App and web page records
──────
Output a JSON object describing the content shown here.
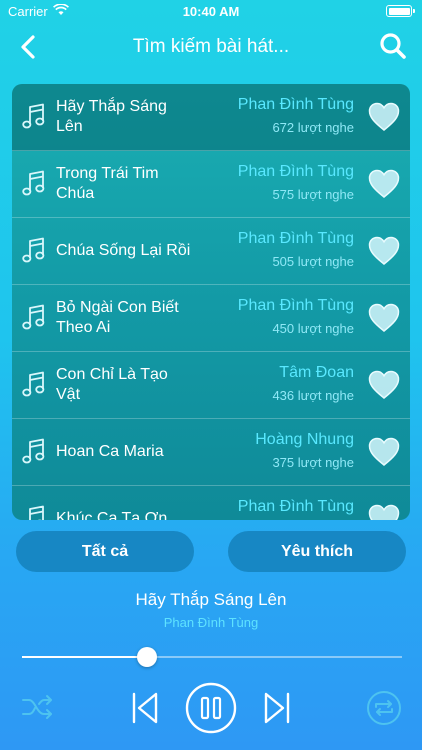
{
  "status_bar": {
    "carrier": "Carrier",
    "time": "10:40 AM"
  },
  "nav": {
    "title": "Tìm kiếm bài hát...",
    "back_icon": "chevron-left-icon",
    "search_icon": "search-icon"
  },
  "songs": [
    {
      "title": "Hãy Thắp Sáng Lên",
      "artist": "Phan Đình Tùng",
      "plays": "672 lượt nghe",
      "active": true
    },
    {
      "title": "Trong Trái Tim Chúa",
      "artist": "Phan Đình Tùng",
      "plays": "575 lượt nghe"
    },
    {
      "title": "Chúa Sống Lại Rồi",
      "artist": "Phan Đình Tùng",
      "plays": "505 lượt nghe"
    },
    {
      "title": "Bỏ Ngài Con Biết Theo Ai",
      "artist": "Phan Đình Tùng",
      "plays": "450 lượt nghe"
    },
    {
      "title": "Con Chỉ Là Tạo Vật",
      "artist": "Tâm Đoan",
      "plays": "436 lượt nghe"
    },
    {
      "title": "Hoan Ca Maria",
      "artist": "Hoàng Nhung",
      "plays": "375 lượt nghe"
    },
    {
      "title": "Khúc Ca Tạ Ơn",
      "artist": "Phan Đình Tùng",
      "plays": ""
    }
  ],
  "tabs": {
    "all_label": "Tất cả",
    "favorites_label": "Yêu thích"
  },
  "now_playing": {
    "title": "Hãy Thắp Sáng Lên",
    "artist": "Phan Đình Tùng",
    "progress": 0.33
  },
  "colors": {
    "accent": "#59e8ff",
    "tab_bg": "#1787c4",
    "list_bg": "#139aa6"
  }
}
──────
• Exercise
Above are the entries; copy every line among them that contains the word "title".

• Expected answer
    "title": "Tìm kiếm bài hát...",
      "title": "Hãy Thắp Sáng Lên",
      "title": "Trong Trái Tim Chúa",
      "title": "Chúa Sống Lại Rồi",
      "title": "Bỏ Ngài Con Biết Theo Ai",
      "title": "Con Chỉ Là Tạo Vật",
      "title": "Hoan Ca Maria",
      "title": "Khúc Ca Tạ Ơn",
    "title": "Hãy Thắp Sáng Lên",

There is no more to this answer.